The Arts & Crafts Coppersmithing Tradition

Previously Published on Berkeleyside on August 20th, 2015

Article and Photos by Melati Citrawireja

Audel Davis (pictured) and his wife, Lynne, live in a home tucked down a shady street off University Avenue. Apart from a few pesky crows that terrorize their coi fish by day, they have created a lush and quiet sanctuary, greatly influenced by the philosophy and aesthetics of the Arts and Crafts movement – a concept that took flight and reached its peak in the 1890s as a reaction to the age of mass production. It emphasized traditional craftsmanship as a way to put integrity and skill back into the design and manufacturing process.

The inside of Davis’ house is tidy and immaculate in its arrangement. In the reading room, honey-colored morning light oozes through eastern directed windows, fitted with stained-glass panes that Davis made himself.

The three of us sit at the round kitchen table as we chat. A detailed red and white piece that Lynne embroidered lays delicately across its surface, cushioning one of Davis’ copper candlesticks. Although not all of their belongings technically fit inside the time brackets of the Arts and Crafts movement, their entire home exemplifies a careful attention to craftsmanship — a reverence for handmade items and the time that is invested in making them. “It’s all consistent in terms of the process,” says Davis.

Davis is a Bay Area coppersmith, widely known for his Arts and Crafts style lamps that have his own added twist. He delved into this art after he retired from a lengthy career as a juvenile probations officer in 1989 “which was a long, long time ago,” he says, chuckling.

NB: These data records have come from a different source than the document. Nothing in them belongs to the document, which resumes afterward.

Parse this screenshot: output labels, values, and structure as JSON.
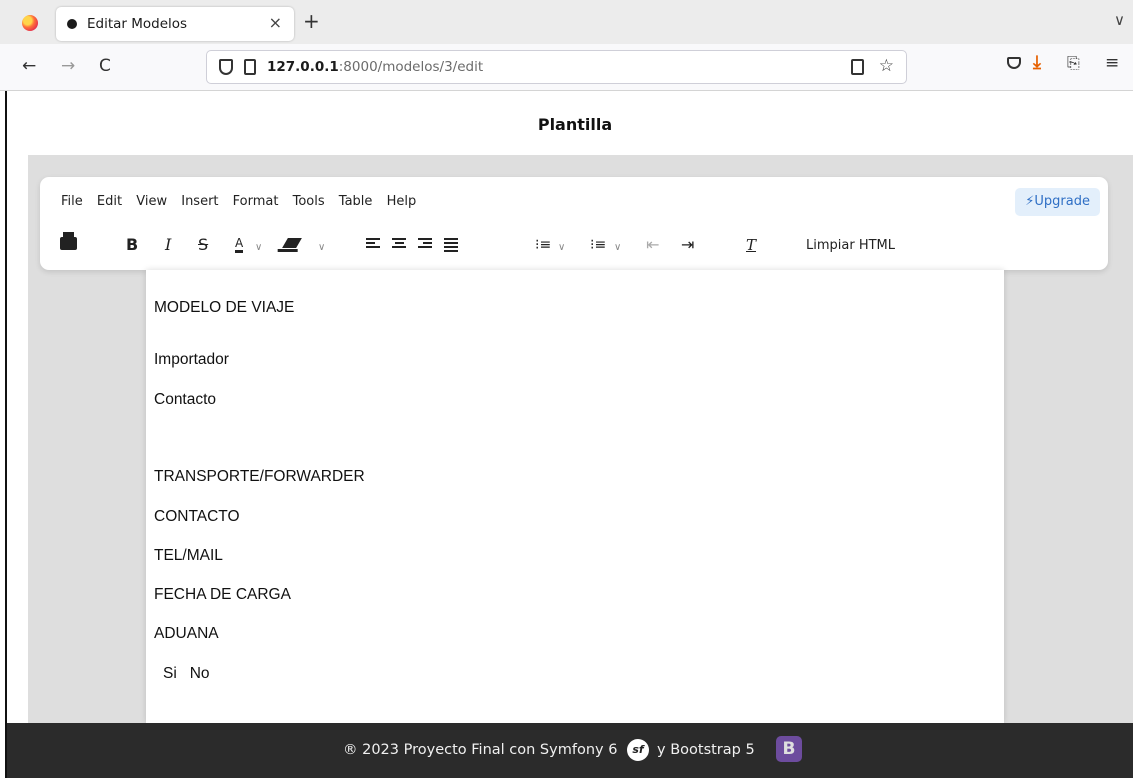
{
  "browser": {
    "tab_title": "Editar Modelos",
    "tab_close": "×",
    "new_tab": "+",
    "tab_list": "∨",
    "url_host": "127.0.0.1",
    "url_path": ":8000/modelos/3/edit",
    "back": "←",
    "forward": "→",
    "reload": "C",
    "star": "☆",
    "download": "⤓",
    "extensions": "⎘",
    "menu": "≡"
  },
  "page": {
    "title": "Plantilla"
  },
  "editor": {
    "menu": [
      "File",
      "Edit",
      "View",
      "Insert",
      "Format",
      "Tools",
      "Table",
      "Help"
    ],
    "upgrade_label": "⚡Upgrade",
    "toolbar": {
      "bold": "B",
      "italic": "I",
      "strike": "S",
      "text_color": "A",
      "chevron": "∨",
      "numbered_list": "⁝≡",
      "bullet_list": "⁝≡",
      "outdent": "⇤",
      "indent": "⇥",
      "clear_format": "T",
      "limpiar_html": "Limpiar HTML"
    },
    "content": [
      "MODELO DE VIAJE",
      "Importador",
      "Contacto",
      "TRANSPORTE/FORWARDER",
      "CONTACTO",
      "TEL/MAIL",
      "FECHA DE CARGA",
      "ADUANA",
      "Si   No"
    ]
  },
  "footer": {
    "text": "® 2023 Proyecto Final con Symfony 6",
    "symfony_mark": "sf",
    "text2": "y Bootstrap 5",
    "bootstrap_mark": "B"
  },
  "colors": {
    "accent": "#2f6fc5",
    "footer_bg": "#2b2b2b",
    "editor_bg": "#dedede",
    "download_orange": "#e66000"
  }
}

After spending two years in the San Francisco City College metallurgy program with loose plans to make a few light fixtures for his home, he was captivated and continued to experiment in his little home workshop. He was never very interested in money or recognition, but rather found coppersmithing a calming way to satisfy his creative itch.

After selling every piece at a show in San Francisco in the mid-1990s, “I made the mistake of agreeing to take commissions,” he says, “which I hated because people always wanted me to create things that I wasn’t interested in making. I like being able to control what I do.”

When asked what was most compelling about the Arts and Crafts movement, Davis responds: “For a lot of people they just see a style. But for serious Arts and and Crafts people, the philosophy is as interesting as the objects that are produced.”

“After World War II, modernism really took over and design concepts went through some terrible periods. Many nice things were lost because people didn’t value them as they should,” says Davis, ruefully. Then, the Arts and Crafts movement made a revival in the early 1970s after a famous exhibition at Princeton University, and the momentum was renewed for several decades.

“There really isn’t an Arts and Crafts style, but rather a process in terms of how you work — whether metal, wood, or ceramics. The designs come out of this process. Some things come out really well through the way you work the metal,” he says. Davis gestures to the first lamp he ever made, a delicately crafted but sturdy mushroom-like object sitting on a walnut dresser, with a wide rim and a rich fiery tone. The metal is specked with hundreds of individual hammer strokes.

Each lamp takes him about six weeks to complete. “It’s so fun, but very labor intensive,” he says. “It’s very satisfying to finish a piece.”

The reason Davis enjoys working with copper is because he has immense freedom in how he can manipulate both its shape and color. “Copper is a very interesting metal. It’s easy to work with and patinates beautifully — meaning you can make the surface almost any color. See this little pot here?” Davis pulls out a small pot from a wooden drawer, holding it up to the light so I can see its deep color. “I can get a really nice red if I want. Or this, this is done with liver-of-sulfur, a chemical.” He shows me another box with a mossy hue. “I use a lot of different chemicals.”

“Now the revival has peaked — in the last eight to ten years it has slowed down,” he says. “I don’t think it will completely die because it’s still as relevant now as it was in the 1800s when it really started in England. It’s just that people like things that are made by hand, not by machines.”

For more photos of Audel and his home and workshop, click here for the original post.

Audel Davis is represented by the Thomas Reynolds Gallery in San Francisco.

Melati Citrawireja, a development studies undergraduate at UC Berkeley, is currently pursuing a career in visual journalism. She was a summer 2015 photo intern at Berkeleyside. More of her work can be found online at Melati Photography.